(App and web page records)
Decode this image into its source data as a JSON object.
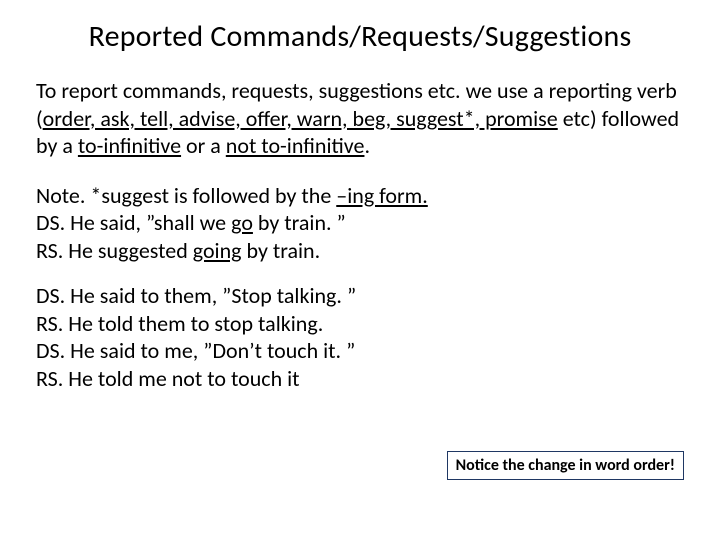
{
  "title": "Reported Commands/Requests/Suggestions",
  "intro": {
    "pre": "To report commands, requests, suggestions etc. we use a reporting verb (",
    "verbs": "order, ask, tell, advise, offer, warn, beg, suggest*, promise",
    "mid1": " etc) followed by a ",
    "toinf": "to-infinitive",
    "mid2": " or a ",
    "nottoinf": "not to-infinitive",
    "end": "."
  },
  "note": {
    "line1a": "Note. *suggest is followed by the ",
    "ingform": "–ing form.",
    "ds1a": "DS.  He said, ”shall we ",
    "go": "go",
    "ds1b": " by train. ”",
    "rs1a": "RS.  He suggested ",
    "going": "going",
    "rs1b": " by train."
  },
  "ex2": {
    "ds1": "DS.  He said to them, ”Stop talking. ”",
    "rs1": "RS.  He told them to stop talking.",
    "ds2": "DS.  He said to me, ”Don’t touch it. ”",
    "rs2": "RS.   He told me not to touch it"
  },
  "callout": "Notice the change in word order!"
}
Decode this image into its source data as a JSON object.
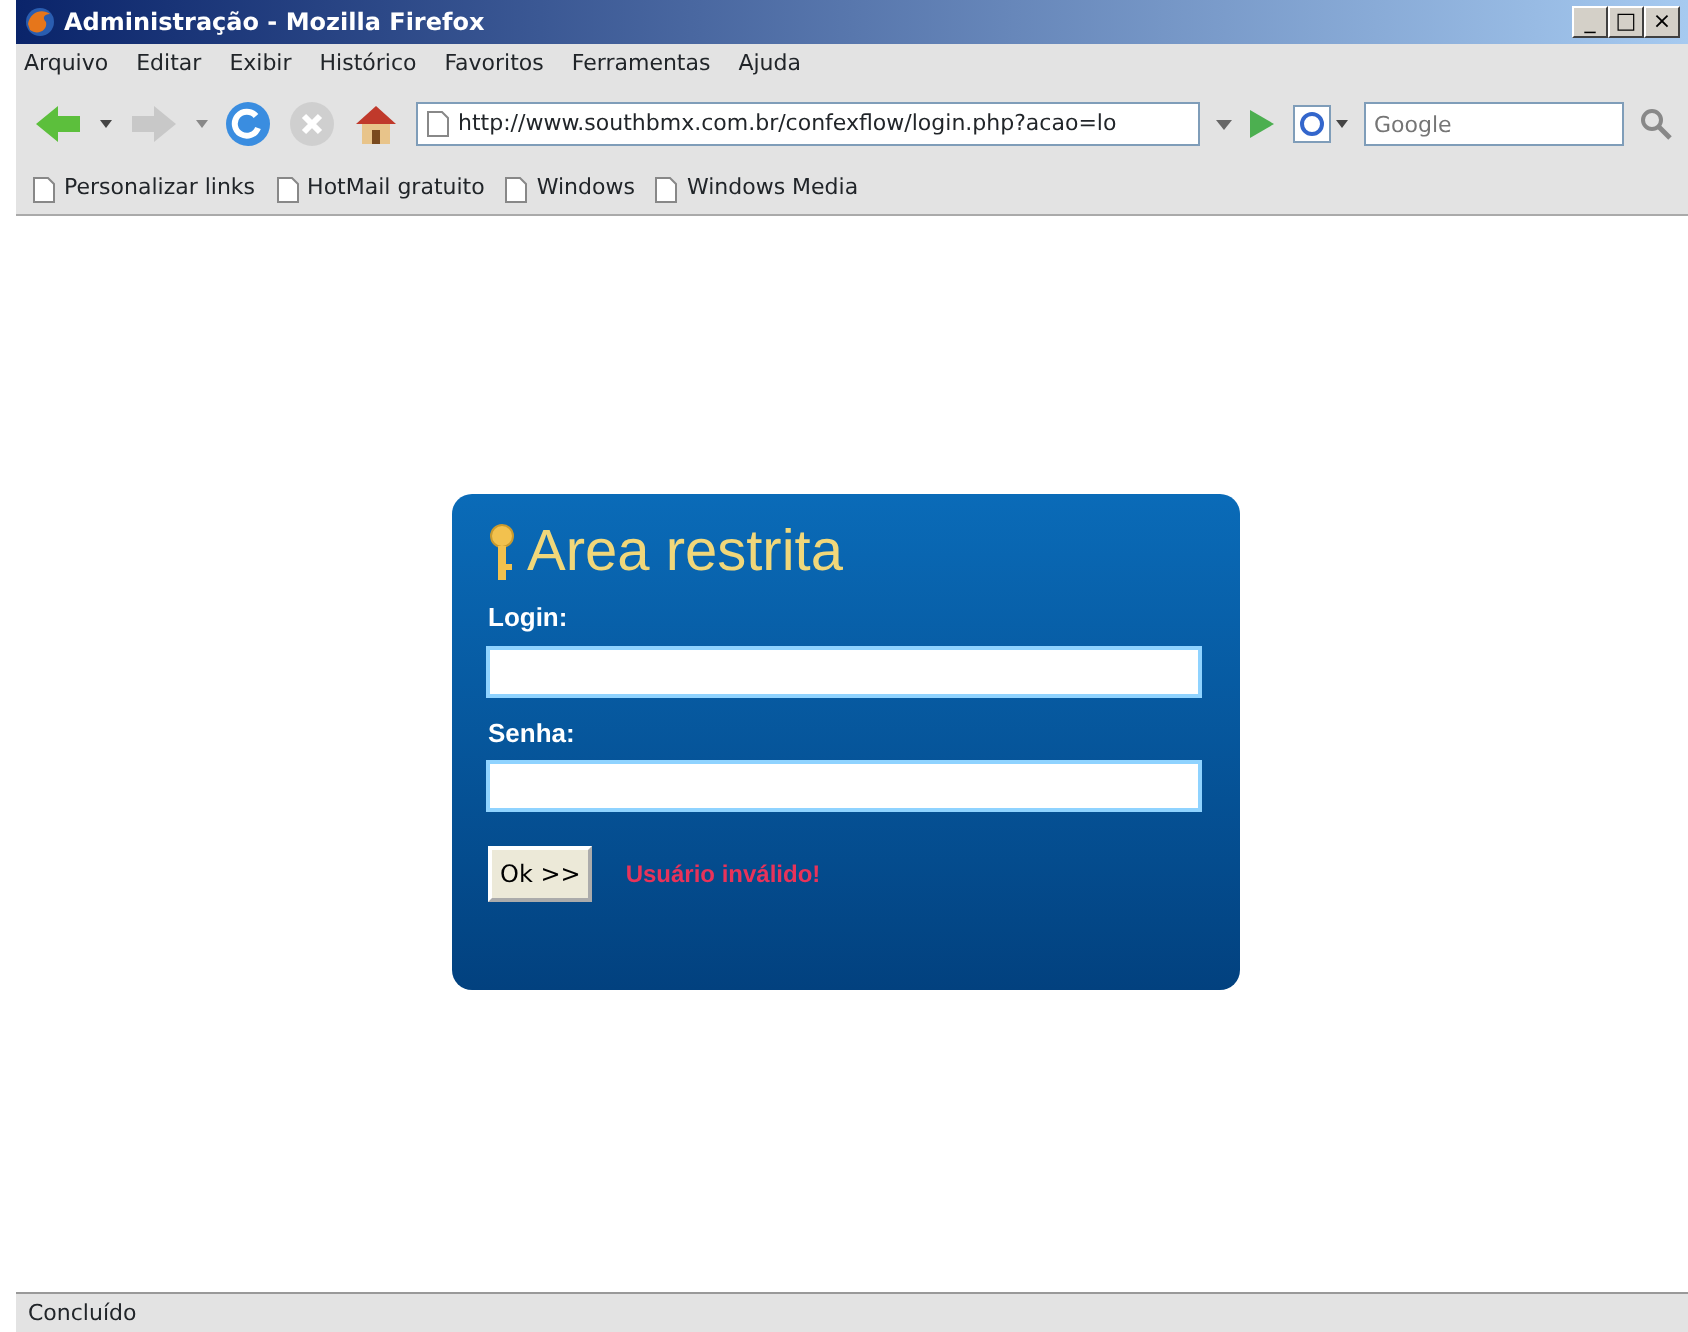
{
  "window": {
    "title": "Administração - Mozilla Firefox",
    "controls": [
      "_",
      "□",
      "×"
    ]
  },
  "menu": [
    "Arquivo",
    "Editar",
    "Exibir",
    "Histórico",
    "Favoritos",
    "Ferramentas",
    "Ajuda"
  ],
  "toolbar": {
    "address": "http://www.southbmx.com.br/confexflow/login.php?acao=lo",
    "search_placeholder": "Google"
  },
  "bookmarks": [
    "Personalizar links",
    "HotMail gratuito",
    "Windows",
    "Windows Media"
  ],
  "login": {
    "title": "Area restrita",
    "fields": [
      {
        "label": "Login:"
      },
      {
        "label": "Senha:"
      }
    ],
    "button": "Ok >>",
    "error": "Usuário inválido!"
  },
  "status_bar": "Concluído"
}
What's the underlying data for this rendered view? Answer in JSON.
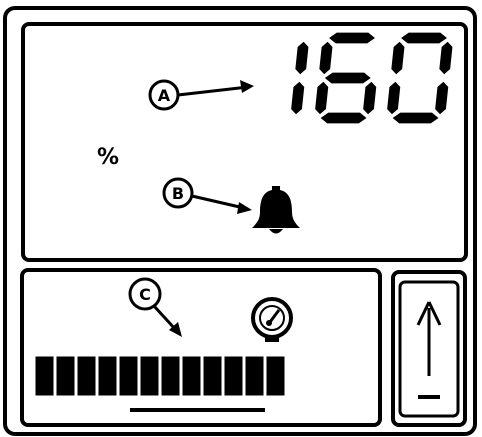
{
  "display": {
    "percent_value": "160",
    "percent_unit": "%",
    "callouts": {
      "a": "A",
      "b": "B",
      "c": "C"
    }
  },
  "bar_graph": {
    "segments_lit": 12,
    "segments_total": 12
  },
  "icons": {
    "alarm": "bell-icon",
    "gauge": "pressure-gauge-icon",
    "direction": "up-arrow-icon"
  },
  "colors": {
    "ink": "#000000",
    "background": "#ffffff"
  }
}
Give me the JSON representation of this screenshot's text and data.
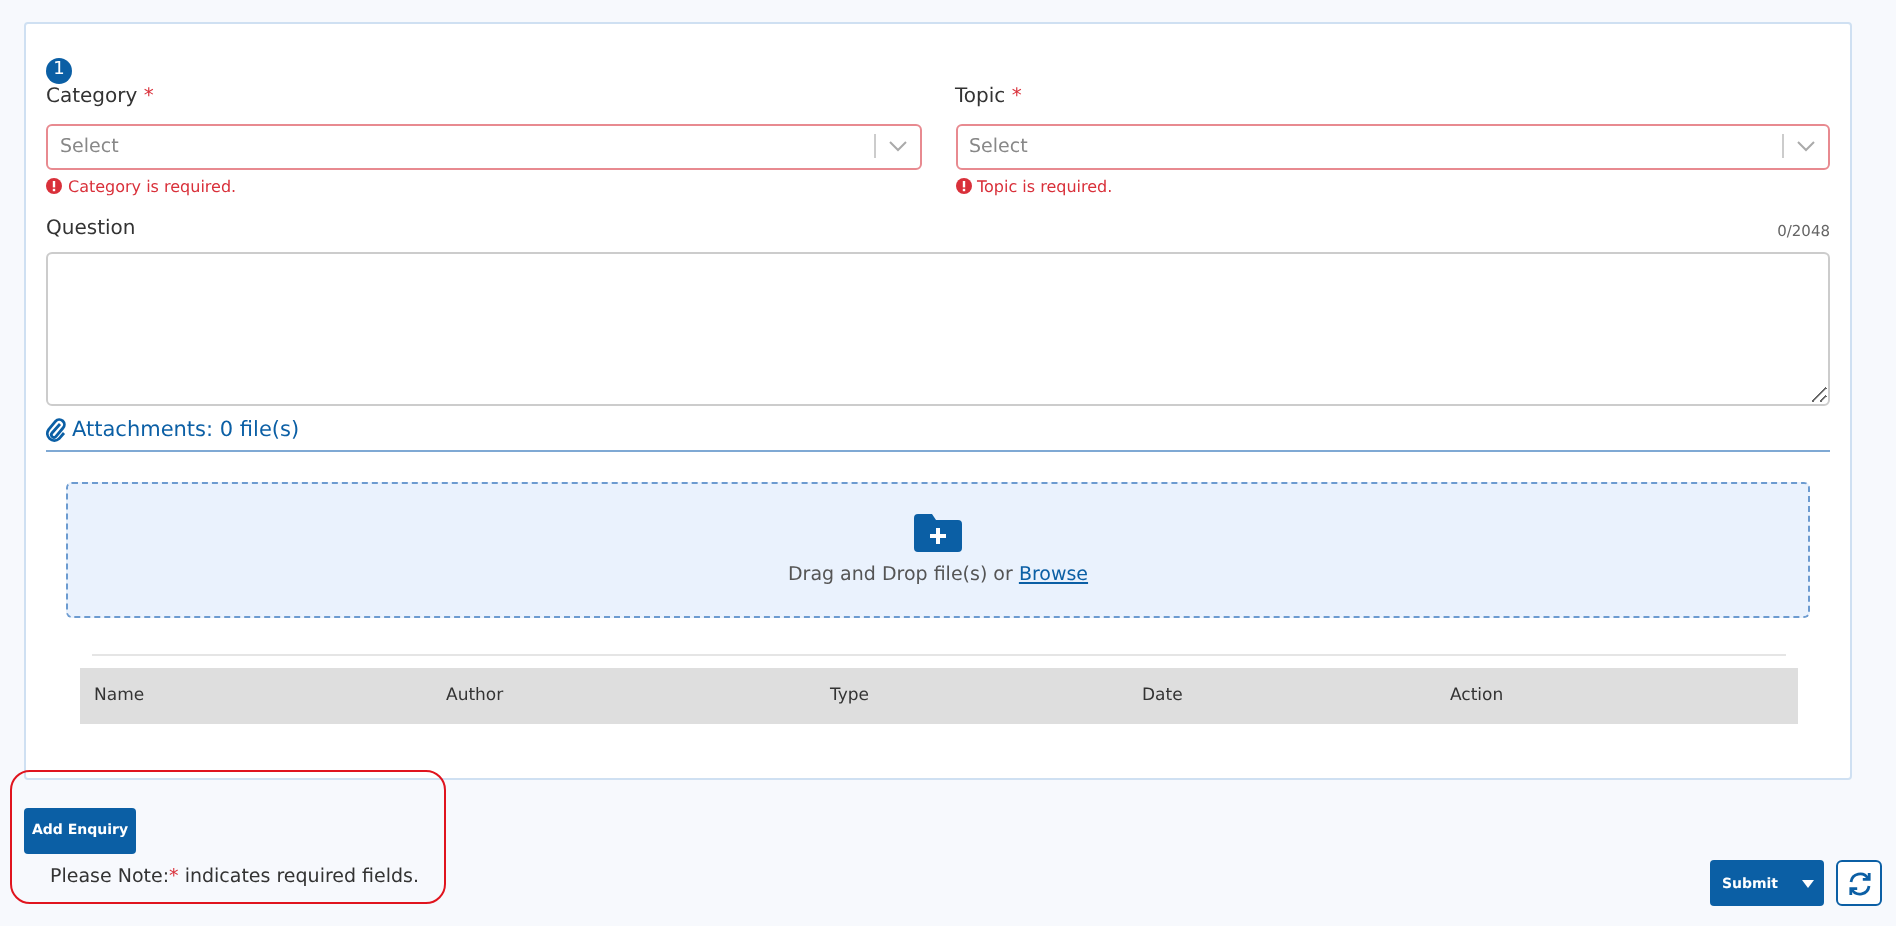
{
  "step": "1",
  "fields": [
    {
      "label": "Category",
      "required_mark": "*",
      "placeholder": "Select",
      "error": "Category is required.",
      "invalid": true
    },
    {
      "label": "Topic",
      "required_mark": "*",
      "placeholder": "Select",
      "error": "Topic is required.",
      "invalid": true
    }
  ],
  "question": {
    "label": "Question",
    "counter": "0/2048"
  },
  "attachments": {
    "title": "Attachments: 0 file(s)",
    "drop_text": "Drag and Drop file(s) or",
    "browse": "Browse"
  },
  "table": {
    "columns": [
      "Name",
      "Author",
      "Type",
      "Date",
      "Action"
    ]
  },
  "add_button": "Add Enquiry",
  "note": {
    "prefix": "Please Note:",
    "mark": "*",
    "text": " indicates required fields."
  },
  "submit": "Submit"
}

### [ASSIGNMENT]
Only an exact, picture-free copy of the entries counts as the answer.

### [WRITTEN SOLUTION]
Decode this image into its source data as a JSON object.
{
  "title": "Reported Commands/Requests/Suggestions",
  "intro": {
    "pre": "To report commands, requests, suggestions etc. we use a reporting verb (",
    "verbs": "order, ask, tell, advise, offer, warn, beg, suggest*, promise",
    "mid1": " etc) followed by a ",
    "toinf": "to-infinitive",
    "mid2": " or a ",
    "nottoinf": "not to-infinitive",
    "end": "."
  },
  "note": {
    "line1a": "Note. *suggest is followed by the ",
    "ingform": "–ing form.",
    "ds1a": "DS.  He said, ”shall we ",
    "go": "go",
    "ds1b": " by train. ”",
    "rs1a": "RS.  He suggested ",
    "going": "going",
    "rs1b": " by train."
  },
  "ex2": {
    "ds1": "DS.  He said to them, ”Stop talking. ”",
    "rs1": "RS.  He told them to stop talking.",
    "ds2": "DS.  He said to me, ”Don’t touch it. ”",
    "rs2": "RS.   He told me not to touch it"
  },
  "callout": "Notice the change in word order!"
}
Decode this image into its source data as a JSON object.
{
  "window": {
    "title": "Administração - Mozilla Firefox",
    "controls": [
      "_",
      "□",
      "×"
    ]
  },
  "menu": [
    "Arquivo",
    "Editar",
    "Exibir",
    "Histórico",
    "Favoritos",
    "Ferramentas",
    "Ajuda"
  ],
  "toolbar": {
    "address": "http://www.southbmx.com.br/confexflow/login.php?acao=lo",
    "search_placeholder": "Google"
  },
  "bookmarks": [
    "Personalizar links",
    "HotMail gratuito",
    "Windows",
    "Windows Media"
  ],
  "login": {
    "title": "Area restrita",
    "fields": [
      {
        "label": "Login:"
      },
      {
        "label": "Senha:"
      }
    ],
    "button": "Ok >>",
    "error": "Usuário inválido!"
  },
  "status_bar": "Concluído"
}
What's the underlying data for this rendered view? Answer in JSON.
{
  "display": {
    "percent_value": "160",
    "percent_unit": "%",
    "callouts": {
      "a": "A",
      "b": "B",
      "c": "C"
    }
  },
  "bar_graph": {
    "segments_lit": 12,
    "segments_total": 12
  },
  "icons": {
    "alarm": "bell-icon",
    "gauge": "pressure-gauge-icon",
    "direction": "up-arrow-icon"
  },
  "colors": {
    "ink": "#000000",
    "background": "#ffffff"
  }
}
Give me the JSON representation of this screenshot's text and data.
{
  "step": "1",
  "fields": [
    {
      "label": "Category",
      "required_mark": "*",
      "placeholder": "Select",
      "error": "Category is required.",
      "invalid": true
    },
    {
      "label": "Topic",
      "required_mark": "*",
      "placeholder": "Select",
      "error": "Topic is required.",
      "invalid": true
    }
  ],
  "question": {
    "label": "Question",
    "counter": "0/2048"
  },
  "attachments": {
    "title": "Attachments: 0 file(s)",
    "drop_text": "Drag and Drop file(s) or",
    "browse": "Browse"
  },
  "table": {
    "columns": [
      "Name",
      "Author",
      "Type",
      "Date",
      "Action"
    ]
  },
  "add_button": "Add Enquiry",
  "note": {
    "prefix": "Please Note:",
    "mark": "*",
    "text": " indicates required fields."
  },
  "submit": "Submit"
}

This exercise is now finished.